We ate it with steamed spinach over brown Basmati rice. I served the tenderloin over the spinach and rice so that every component was smothered in the wonderful sauce.
Yield: Serves 4 to 6
For the Tenderloin:
1/2 cup soy sauce
1/4 cup (4 T) fresh orange juice
2 T pure maple syrup
2 T toasted sesame oil
2 pork tenderloins (about 1 to 1½ pounds each)
1 T grapeseed or vegetable oil
For the Sauce & Assembly:
1 T plus ½ cup grapeseed or vegetable oil, divided
1 medium shallot, chopped
2 garlic cloves
¼ cup prepared green curry paste
1 teaspoon finely grated lime zest (from 1 lime)
1 14.5-ounce can unsweetened coconut milk
1 T agave nectar
1 T fresh lime juice
¼ cup cilantro leaves, plus more for serving
Unsalted, roasted pumpkin seeds (pepitas; for serving)
1 to 2 pounds spinach, steamed until wilted, for serving
brown Basmati rice, for serving
Combine soy sauce, orange juice, maple syrup, and sesame oil in a large resealable plastic bag. Add tenderloin meat; close bag, pressing out air. Chill, turning once, 4–12 hours.
Remove tenderloin from marinade and pat dry; discard marinade. Season lightly with salt.
Preheat oven to 250°.
Heat grapeseed oil in a large ovenproof skillet over medium-high.
Cook tenderloin, turning occasionally, until browned on all sides, about 2 minutes per side, 5 minutes total.
Transfer pan to the oven and roast until an instant-read thermometer inserted into the thickest part of tenderloin registers 135°, 20–25 minutes.
Transfer to a cutting board; let rest at least 10 minutes before slicing.
While meat is cooking, heat 1 T oil in a large saucepan over medium.
Cook shallot and garlic, stirring often, until softened, about 3 minutes.
Add curry paste and lime zest and cook, stirring constantly, until paste is slightly darkened in color and very fragrant, about 4 minutes.
Add coconut milk, bring to a simmer, and cook until reduced by half, 20–25 minutes. Let curry mixture cool.
Transfer curry mixture to a blender and add agave, lime juice, ¼ cup cilantro, and 2 T water; blend until very smooth.
With motor running, add remaining ½ cup oil in a steady stream; blend until sauce is thick and emulsified. Transfer to a small saucepan and heat over medium just until warmed through.

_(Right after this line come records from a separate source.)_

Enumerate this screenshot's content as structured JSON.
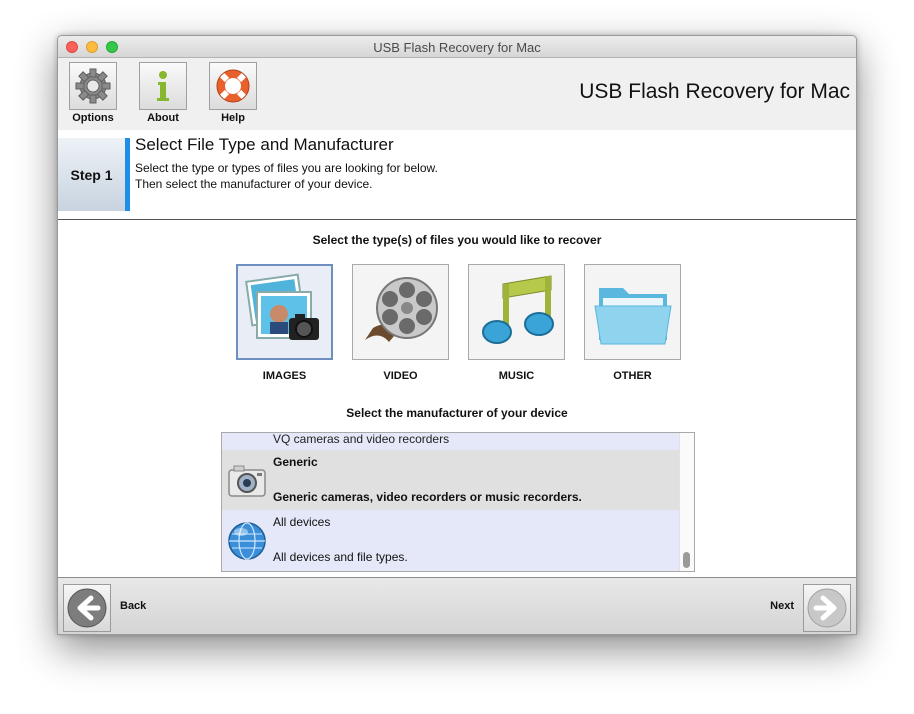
{
  "window": {
    "title": "USB Flash Recovery for Mac"
  },
  "toolbar": {
    "buttons": [
      {
        "label": "Options",
        "icon": "gear-icon"
      },
      {
        "label": "About",
        "icon": "info-icon"
      },
      {
        "label": "Help",
        "icon": "lifebuoy-icon"
      }
    ],
    "app_name": "USB Flash Recovery for Mac"
  },
  "step": {
    "tab_label": "Step 1",
    "title": "Select File Type and Manufacturer",
    "desc_line1": "Select the type or types of files you are looking for below.",
    "desc_line2": "Then select the manufacturer of your device.",
    "accent_color": "#1f8ee6"
  },
  "file_types": {
    "heading": "Select the type(s) of files you would like to recover",
    "items": [
      {
        "label": "IMAGES",
        "icon": "images-icon",
        "selected": true
      },
      {
        "label": "VIDEO",
        "icon": "film-reel-icon",
        "selected": false
      },
      {
        "label": "MUSIC",
        "icon": "music-notes-icon",
        "selected": false
      },
      {
        "label": "OTHER",
        "icon": "folder-icon",
        "selected": false
      }
    ]
  },
  "manufacturer": {
    "heading": "Select the manufacturer of your device",
    "partial_row": "VQ cameras and video recorders",
    "rows": [
      {
        "name": "Generic",
        "desc": "Generic cameras, video recorders or music recorders.",
        "icon": "camera-icon",
        "selected": true
      },
      {
        "name": "All devices",
        "desc": "All devices and file types.",
        "icon": "globe-icon",
        "selected": false
      }
    ]
  },
  "nav": {
    "back_label": "Back",
    "next_label": "Next"
  }
}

Serve pork over prepared rice and steamed spinach, topped with sauce, cilantro, and pumpkin seeds.
Do Ahead: Sauce can be made 1 day ahead. Cover and chill.